## WHAT YOU NEED TO DO
A single number is needed: how many lines of the data hold the word "计算方法的分配".
DATA SHOWN START
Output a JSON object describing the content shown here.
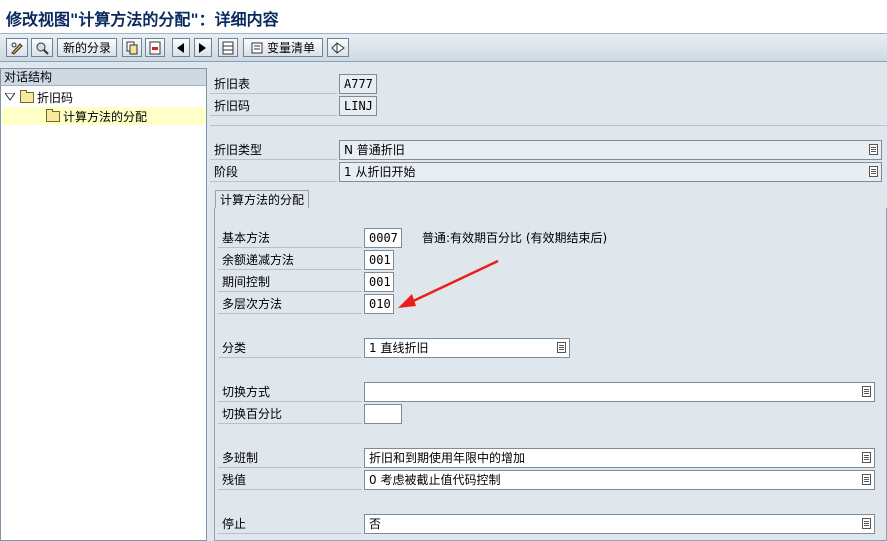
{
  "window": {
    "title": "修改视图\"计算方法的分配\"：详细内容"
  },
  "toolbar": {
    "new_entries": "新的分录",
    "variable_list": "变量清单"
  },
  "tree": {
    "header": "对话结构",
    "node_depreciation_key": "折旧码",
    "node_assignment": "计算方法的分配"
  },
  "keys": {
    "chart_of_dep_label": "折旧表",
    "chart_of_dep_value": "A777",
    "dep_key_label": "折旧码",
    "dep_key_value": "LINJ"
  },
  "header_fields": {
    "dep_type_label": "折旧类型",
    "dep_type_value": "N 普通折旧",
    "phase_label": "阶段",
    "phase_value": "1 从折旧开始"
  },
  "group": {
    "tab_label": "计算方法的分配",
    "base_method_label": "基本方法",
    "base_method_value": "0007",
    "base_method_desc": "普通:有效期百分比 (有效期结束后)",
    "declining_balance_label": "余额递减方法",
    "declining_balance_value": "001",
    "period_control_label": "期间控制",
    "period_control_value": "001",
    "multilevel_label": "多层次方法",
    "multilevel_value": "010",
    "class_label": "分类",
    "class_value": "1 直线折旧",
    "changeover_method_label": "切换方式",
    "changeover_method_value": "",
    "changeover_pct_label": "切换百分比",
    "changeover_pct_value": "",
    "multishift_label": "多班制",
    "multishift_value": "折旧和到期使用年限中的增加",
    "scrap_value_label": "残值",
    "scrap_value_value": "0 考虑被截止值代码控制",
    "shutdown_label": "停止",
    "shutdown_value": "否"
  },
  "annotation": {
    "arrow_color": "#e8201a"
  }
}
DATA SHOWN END
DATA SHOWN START
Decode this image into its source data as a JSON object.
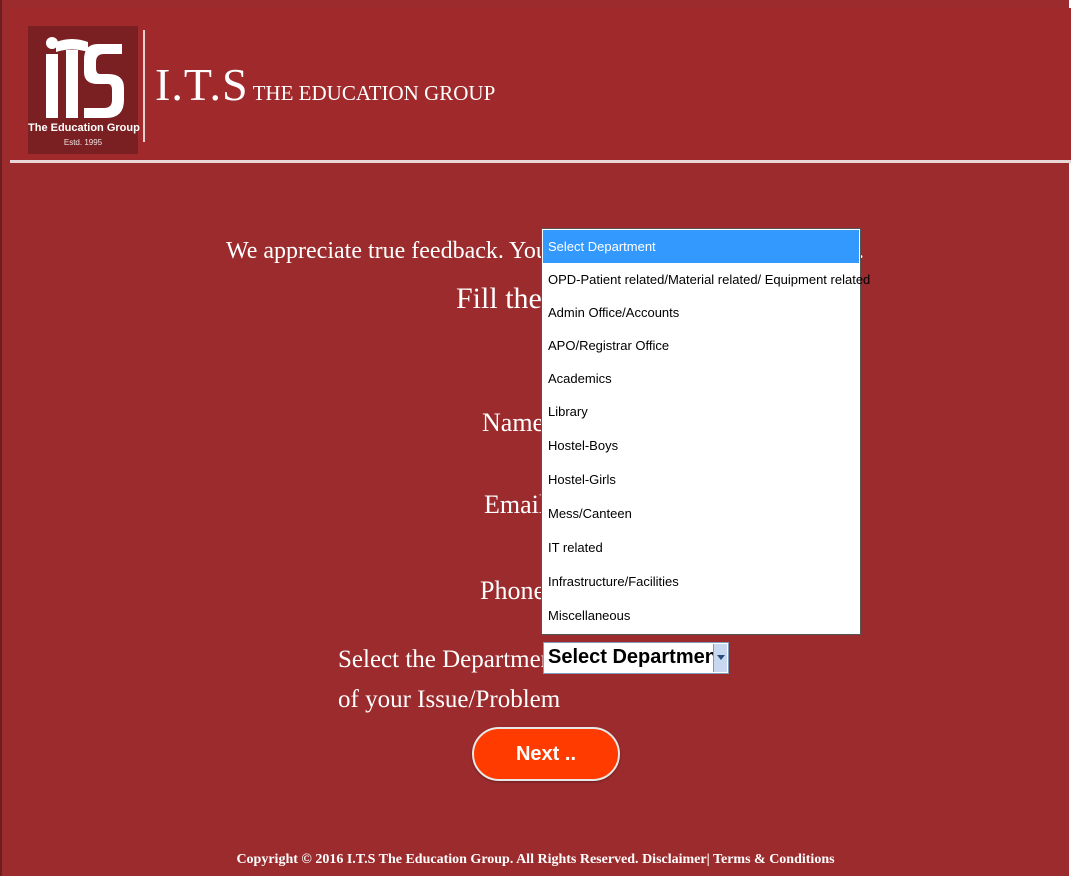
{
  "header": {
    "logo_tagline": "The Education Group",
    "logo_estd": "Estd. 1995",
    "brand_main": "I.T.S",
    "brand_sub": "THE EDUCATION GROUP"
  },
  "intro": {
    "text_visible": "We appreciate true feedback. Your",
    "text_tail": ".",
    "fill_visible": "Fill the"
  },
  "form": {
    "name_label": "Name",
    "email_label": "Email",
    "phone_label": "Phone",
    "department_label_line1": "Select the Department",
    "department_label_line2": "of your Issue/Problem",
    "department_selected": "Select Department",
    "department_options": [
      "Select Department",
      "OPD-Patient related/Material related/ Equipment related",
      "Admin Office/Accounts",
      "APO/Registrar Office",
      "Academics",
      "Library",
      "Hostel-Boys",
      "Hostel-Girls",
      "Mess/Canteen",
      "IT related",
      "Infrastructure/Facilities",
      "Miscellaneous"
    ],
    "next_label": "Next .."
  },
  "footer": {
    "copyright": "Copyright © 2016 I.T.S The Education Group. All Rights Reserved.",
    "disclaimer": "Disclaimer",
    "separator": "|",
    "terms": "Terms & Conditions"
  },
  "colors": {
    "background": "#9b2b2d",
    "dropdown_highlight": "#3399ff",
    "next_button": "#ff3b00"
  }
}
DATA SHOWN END
## RESPONSE TO THE TASK
3